* REQUIRED WORK
For the data below, work out how many lines include the string "Ctrl" and report only the number.
++++++++++++++++++++
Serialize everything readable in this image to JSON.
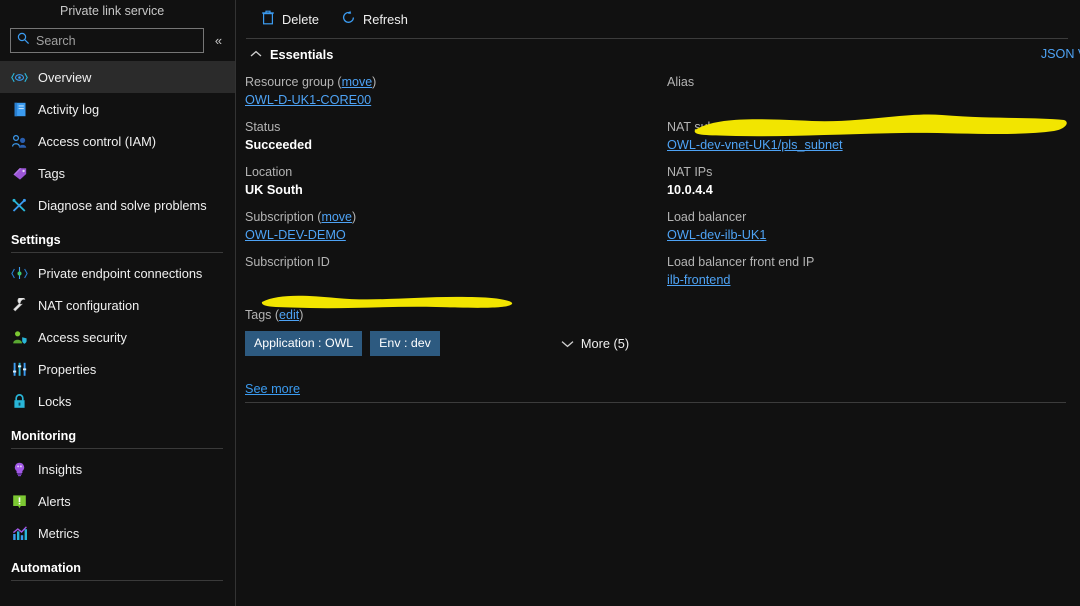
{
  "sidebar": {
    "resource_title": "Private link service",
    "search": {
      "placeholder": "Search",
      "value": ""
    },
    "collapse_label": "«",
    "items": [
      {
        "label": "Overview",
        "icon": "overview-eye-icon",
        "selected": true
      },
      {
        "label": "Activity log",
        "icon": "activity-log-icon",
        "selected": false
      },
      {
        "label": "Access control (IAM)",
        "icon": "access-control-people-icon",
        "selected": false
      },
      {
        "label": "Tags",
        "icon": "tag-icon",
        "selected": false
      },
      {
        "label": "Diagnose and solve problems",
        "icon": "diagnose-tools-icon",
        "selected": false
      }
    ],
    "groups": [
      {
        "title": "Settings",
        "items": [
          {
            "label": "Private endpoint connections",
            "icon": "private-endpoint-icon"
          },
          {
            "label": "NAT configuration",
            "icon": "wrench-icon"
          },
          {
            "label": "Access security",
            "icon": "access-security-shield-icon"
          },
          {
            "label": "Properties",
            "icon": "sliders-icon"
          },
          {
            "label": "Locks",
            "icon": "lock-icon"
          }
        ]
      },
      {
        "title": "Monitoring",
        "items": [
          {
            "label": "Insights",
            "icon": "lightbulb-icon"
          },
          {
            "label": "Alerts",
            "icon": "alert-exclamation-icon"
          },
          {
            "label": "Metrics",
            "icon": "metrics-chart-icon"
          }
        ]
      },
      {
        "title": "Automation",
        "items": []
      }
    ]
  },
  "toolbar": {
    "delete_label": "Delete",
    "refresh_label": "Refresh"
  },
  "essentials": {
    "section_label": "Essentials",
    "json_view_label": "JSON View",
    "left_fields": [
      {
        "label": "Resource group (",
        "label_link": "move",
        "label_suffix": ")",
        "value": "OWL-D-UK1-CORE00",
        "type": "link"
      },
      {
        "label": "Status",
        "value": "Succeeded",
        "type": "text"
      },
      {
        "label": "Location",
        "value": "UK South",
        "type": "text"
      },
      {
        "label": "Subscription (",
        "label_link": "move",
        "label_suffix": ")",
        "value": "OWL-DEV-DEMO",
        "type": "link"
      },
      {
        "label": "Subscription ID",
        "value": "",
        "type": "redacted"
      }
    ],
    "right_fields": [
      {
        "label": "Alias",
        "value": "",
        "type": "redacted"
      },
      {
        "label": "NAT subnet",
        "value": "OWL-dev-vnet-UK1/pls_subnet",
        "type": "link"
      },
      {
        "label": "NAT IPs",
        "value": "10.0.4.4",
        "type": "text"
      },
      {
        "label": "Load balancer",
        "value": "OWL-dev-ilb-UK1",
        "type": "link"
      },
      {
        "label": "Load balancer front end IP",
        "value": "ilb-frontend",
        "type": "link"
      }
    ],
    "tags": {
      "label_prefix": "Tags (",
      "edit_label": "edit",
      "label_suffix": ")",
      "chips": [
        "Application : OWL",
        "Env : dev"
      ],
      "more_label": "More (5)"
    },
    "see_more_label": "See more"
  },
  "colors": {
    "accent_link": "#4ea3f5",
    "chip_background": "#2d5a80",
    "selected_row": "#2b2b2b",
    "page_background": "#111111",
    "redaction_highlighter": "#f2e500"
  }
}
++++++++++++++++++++
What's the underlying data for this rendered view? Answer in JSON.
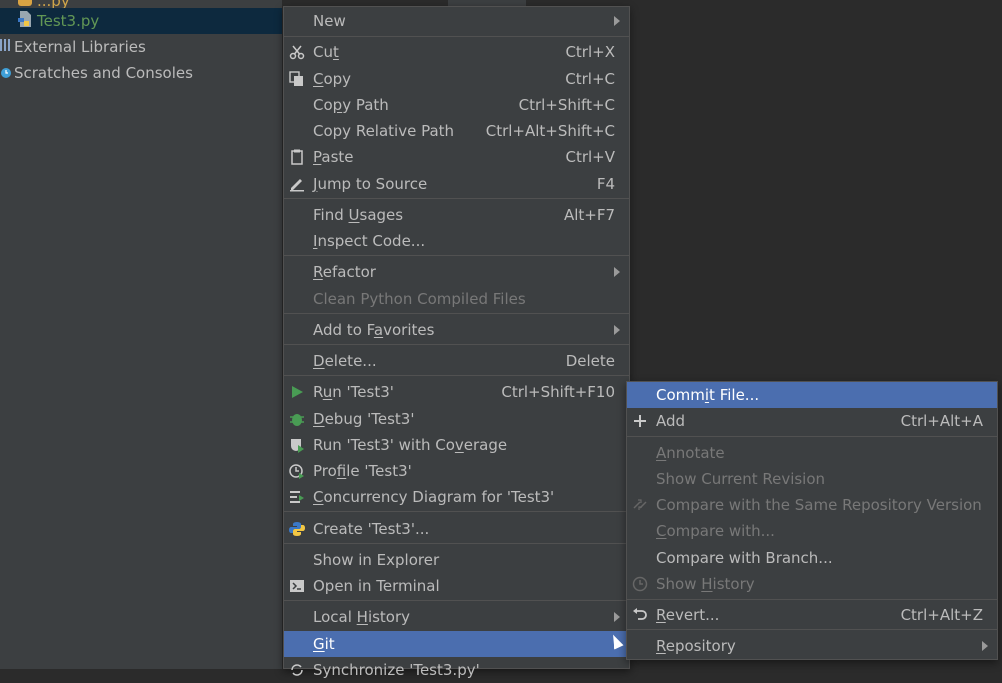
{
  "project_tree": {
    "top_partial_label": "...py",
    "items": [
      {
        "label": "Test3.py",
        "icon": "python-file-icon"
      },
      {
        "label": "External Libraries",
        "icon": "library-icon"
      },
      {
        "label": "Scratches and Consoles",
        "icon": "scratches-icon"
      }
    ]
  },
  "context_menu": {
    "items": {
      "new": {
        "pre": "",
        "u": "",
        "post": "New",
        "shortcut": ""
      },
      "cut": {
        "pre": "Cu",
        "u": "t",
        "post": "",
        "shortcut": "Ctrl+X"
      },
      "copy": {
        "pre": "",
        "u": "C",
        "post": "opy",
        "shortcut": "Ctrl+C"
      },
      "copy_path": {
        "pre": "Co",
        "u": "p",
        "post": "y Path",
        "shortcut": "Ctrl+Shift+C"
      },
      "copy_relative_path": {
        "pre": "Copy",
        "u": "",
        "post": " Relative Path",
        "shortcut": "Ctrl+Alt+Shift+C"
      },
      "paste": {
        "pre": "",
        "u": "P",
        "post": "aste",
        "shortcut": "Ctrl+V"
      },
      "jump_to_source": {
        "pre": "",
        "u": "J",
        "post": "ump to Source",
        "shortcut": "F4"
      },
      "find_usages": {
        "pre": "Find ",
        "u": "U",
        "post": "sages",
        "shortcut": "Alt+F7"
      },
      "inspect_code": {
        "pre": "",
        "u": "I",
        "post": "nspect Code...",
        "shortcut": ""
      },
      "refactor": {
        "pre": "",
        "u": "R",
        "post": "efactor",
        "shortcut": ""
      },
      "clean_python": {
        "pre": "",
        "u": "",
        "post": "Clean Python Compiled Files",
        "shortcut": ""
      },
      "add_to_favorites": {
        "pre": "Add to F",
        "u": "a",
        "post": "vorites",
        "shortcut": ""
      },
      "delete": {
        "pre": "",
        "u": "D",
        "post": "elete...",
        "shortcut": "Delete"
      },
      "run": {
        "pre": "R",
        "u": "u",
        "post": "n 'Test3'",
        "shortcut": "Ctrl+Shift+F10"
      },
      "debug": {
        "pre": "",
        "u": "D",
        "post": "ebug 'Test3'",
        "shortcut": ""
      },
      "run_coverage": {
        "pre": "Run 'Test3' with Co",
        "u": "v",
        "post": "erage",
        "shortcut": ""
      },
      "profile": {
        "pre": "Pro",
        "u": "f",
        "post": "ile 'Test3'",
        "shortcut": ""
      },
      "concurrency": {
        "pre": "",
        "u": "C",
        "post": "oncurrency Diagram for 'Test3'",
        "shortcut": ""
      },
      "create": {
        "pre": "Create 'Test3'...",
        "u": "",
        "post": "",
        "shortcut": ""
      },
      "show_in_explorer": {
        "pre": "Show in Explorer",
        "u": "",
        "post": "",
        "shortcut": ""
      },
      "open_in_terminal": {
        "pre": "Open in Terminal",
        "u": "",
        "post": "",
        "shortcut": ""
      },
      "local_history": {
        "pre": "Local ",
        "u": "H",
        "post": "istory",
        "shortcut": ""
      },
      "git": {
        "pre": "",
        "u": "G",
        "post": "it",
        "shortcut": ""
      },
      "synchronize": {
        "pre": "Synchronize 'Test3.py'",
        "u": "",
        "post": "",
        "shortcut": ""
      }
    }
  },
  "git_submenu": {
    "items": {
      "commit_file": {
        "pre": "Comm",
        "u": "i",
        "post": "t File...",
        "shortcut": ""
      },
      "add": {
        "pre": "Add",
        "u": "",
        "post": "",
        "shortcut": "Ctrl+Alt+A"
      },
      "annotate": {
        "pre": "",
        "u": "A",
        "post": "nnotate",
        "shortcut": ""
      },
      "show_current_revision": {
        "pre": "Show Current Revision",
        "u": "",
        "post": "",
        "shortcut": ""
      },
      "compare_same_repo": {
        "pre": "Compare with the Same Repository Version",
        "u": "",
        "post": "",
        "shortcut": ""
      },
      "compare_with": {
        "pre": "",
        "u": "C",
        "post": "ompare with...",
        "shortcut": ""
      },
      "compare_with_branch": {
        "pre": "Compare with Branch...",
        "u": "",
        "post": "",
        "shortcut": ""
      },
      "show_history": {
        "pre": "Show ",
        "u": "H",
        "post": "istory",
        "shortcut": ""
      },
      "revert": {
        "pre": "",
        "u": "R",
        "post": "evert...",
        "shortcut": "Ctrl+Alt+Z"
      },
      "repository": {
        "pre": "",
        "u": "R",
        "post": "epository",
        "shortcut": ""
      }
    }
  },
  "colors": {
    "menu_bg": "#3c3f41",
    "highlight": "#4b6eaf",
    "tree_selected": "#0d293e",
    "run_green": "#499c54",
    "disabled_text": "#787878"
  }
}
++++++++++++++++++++
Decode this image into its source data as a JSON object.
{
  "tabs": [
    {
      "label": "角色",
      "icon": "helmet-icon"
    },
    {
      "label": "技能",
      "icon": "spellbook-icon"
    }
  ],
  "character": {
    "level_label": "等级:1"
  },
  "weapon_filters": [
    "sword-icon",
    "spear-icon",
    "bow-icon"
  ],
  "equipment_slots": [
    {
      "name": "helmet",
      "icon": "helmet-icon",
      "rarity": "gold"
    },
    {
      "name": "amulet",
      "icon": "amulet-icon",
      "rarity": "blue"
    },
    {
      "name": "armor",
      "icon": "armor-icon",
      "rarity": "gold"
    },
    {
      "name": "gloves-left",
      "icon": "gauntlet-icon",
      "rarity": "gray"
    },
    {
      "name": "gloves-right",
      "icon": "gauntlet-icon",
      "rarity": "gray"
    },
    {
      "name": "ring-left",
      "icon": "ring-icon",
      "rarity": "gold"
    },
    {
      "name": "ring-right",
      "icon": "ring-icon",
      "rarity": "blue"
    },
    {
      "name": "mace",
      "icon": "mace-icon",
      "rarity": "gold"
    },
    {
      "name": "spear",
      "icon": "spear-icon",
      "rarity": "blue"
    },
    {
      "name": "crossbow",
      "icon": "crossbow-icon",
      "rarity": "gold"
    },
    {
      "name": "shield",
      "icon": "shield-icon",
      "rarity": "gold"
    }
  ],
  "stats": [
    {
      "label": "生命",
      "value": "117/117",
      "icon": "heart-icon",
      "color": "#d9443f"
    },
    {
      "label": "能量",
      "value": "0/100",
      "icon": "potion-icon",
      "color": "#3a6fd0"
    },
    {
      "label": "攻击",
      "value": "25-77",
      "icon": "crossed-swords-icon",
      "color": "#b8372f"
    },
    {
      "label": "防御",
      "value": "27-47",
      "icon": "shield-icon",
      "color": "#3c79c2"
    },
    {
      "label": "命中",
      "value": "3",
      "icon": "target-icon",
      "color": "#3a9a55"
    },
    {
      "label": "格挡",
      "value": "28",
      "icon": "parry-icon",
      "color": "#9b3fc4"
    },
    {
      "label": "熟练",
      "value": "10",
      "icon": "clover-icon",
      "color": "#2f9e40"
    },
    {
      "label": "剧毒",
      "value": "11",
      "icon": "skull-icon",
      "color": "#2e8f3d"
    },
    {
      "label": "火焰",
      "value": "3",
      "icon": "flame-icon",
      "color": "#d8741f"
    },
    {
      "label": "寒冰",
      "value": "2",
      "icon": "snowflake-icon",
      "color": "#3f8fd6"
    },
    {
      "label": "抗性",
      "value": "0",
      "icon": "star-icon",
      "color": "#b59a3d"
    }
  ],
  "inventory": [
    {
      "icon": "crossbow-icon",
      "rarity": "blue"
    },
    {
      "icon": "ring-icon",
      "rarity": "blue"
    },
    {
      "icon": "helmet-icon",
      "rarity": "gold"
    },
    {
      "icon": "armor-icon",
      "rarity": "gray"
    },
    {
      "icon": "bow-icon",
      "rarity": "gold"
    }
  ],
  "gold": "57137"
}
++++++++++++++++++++
* RESPONSE TO THE TASK
8